Any family law attorneys out there may be thinking that this is an “easy” enforcement motion given there was a clear violation of the decree and an obvious bad faith attempt to shortchange the plaintiff his $23,369.  And that may have been true but for what happened next.

The defendant in Strunck didn’t just keep the money and go on her merry way.  About four months after the entry of the divorce decree, she filed for bankruptcy and, significantly, listed the plaintiff as a creditor with a claim of $23,269 incurred as a result of the August 2011 divorce decree.  The plaintiff was appropriately notified of the bankruptcy petition and the inclusion of the $23,369 as an unsecured claim in that petition.  He sought the counsel of a bankruptcy attorney, and claimed that the bankruptcy attorney told him not to pursue legal action against the defendant.  If the plaintiff is to be believed in this regard, then, incredibly, the bankruptcy attorney failed to advise him that the Federal Rules of Bankruptcy Procedure, Rule 4004(b), allow a creditor to contest the dischargeability of a debt by filing “a complaint . . . objecting to the debtor’s discharge . . . no later than 60 days after the first date set for the meeting of creditors under section 341(a)” or as extended by the Court.  In other words, the plaintiff had the opportunity to contest the discharge of the debt the defendant owed him in the amount of $23,369, but did nothing to prevent the discharge of the debt.  As a result of his failure to contest it, the debt was discharged by the Bankruptcy Court.

Despite doing nothing to contest the bankruptcy petition in December 2011, the plaintiff filed a complaint against the defendant in the Law Division in July 2013.  By this time, over a year had passed after the debt was discharged.  The complaint was dismissed.  Not finding any relief in the Law Division, the plaintiff then filed a motion to enforce the divorce decree in the Family Division.  Apparently ignoring the fact that the debt had already been discharged, the plaintiff argued that the debt COULDN’T be discharged.  He argued that the defendant made a false statement on her bankruptcy petition when she alleged that she was not “holding the property of another.”  The plaintiff contended that, actually, she was holding his property, or the $23,369 that should have been his under the divorce decree…even though the debt to him no longer existed…because it had been discharged…because of his failure to contest the bankruptcy petition.  The plaintiff’s application was denied (actually, it was denied twice; not accepting the Court’s decision, the plaintiff re-filed his application a second time and the Family Court denied it a second time).

As the Appellate Division succinctly put it:  “Plaintiff’s argument rests upon the flawed premise that he could utterly ignore the bankruptcy proceeding and pursue the funds awarded to him in the divorce decree through enforcement proceedings in the family court.”  The Appellate Division reasoned that the plaintiff ignored his recourse to do anything about the bankruptcy proceeding, and he can’t now enforce a debt that was discharged.  It was simply too little, too late.

ID-10094649

In this case, try as the plaintiff might, he could not win given his failure to preserve the debt.  Had the plaintiff contested the bankruptcy petition when he was notified of it, he may not only have been able to get the $23,369 he was owed, but perhaps could have obtained sanctions against the defendant for her bad faith theft of the money.  The lesson here is that it is important to proactively preserve your rights under a divorce decree or agreement; it is not enough to later say that you were owed money or that something should have been done pursuant to the agreement, when you ignored your earlier recourse to preserve your rights.


headshot_diamond_jessicaJessica C. Diamond is an associate in the firm’s Family Law Practice, resident in the Morristown, NJ, office.
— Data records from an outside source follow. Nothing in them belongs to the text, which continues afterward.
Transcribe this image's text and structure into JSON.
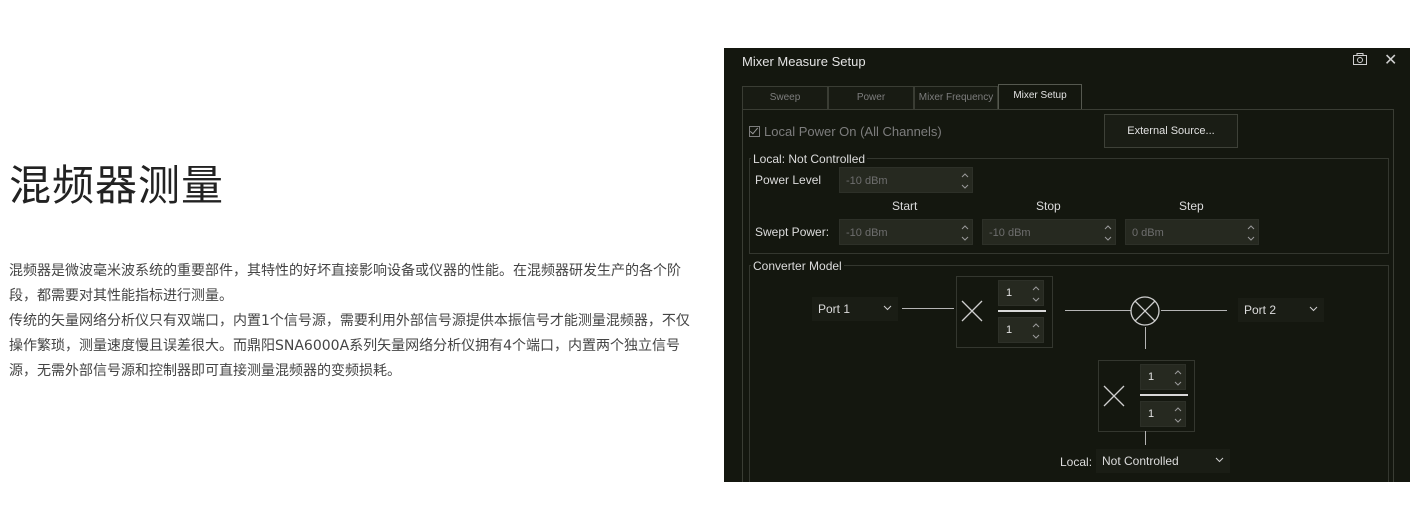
{
  "page": {
    "title": "混频器测量",
    "paragraphs": [
      "混频器是微波毫米波系统的重要部件，其特性的好坏直接影响设备或仪器的性能。在混频器研发生产的各个阶段，都需要对其性能指标进行测量。",
      "传统的矢量网络分析仪只有双端口，内置1个信号源，需要利用外部信号源提供本振信号才能测量混频器，不仅操作繁琐，测量速度慢且误差很大。而鼎阳SNA6000A系列矢量网络分析仪拥有4个端口，内置两个独立信号源，无需外部信号源和控制器即可直接测量混频器的变频损耗。"
    ]
  },
  "dialog": {
    "title": "Mixer Measure Setup",
    "icons": [
      "camera-icon",
      "close-icon"
    ],
    "close_glyph": "✕",
    "tabs": [
      "Sweep",
      "Power",
      "Mixer Frequency",
      "Mixer Setup"
    ],
    "active_tab": "Mixer Setup",
    "local_power_checkbox": "Local Power On (All Channels)",
    "local_power_checked": true,
    "external_source_button": "External Source...",
    "local_group": {
      "title": "Local: Not Controlled",
      "power_level_label": "Power Level",
      "power_level_value": "-10 dBm",
      "col_start": "Start",
      "col_stop": "Stop",
      "col_step": "Step",
      "swept_power_label": "Swept Power:",
      "swept_start": "-10 dBm",
      "swept_stop": "-10 dBm",
      "swept_step": "0 dBm"
    },
    "converter": {
      "title": "Converter Model",
      "input_port": "Port 1",
      "output_port": "Port 2",
      "input_numerator": "1",
      "input_denominator": "1",
      "local_numerator": "1",
      "local_denominator": "1",
      "local_label": "Local:",
      "local_value": "Not Controlled"
    }
  },
  "colors": {
    "dialog_bg": "#14170f",
    "field_bg": "#262920",
    "text_light": "#dcdcdc",
    "text_disabled": "#6e6e6e"
  }
}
You can reach Jessica at (973) 994.7517 or jdiamond@foxrothschild.com.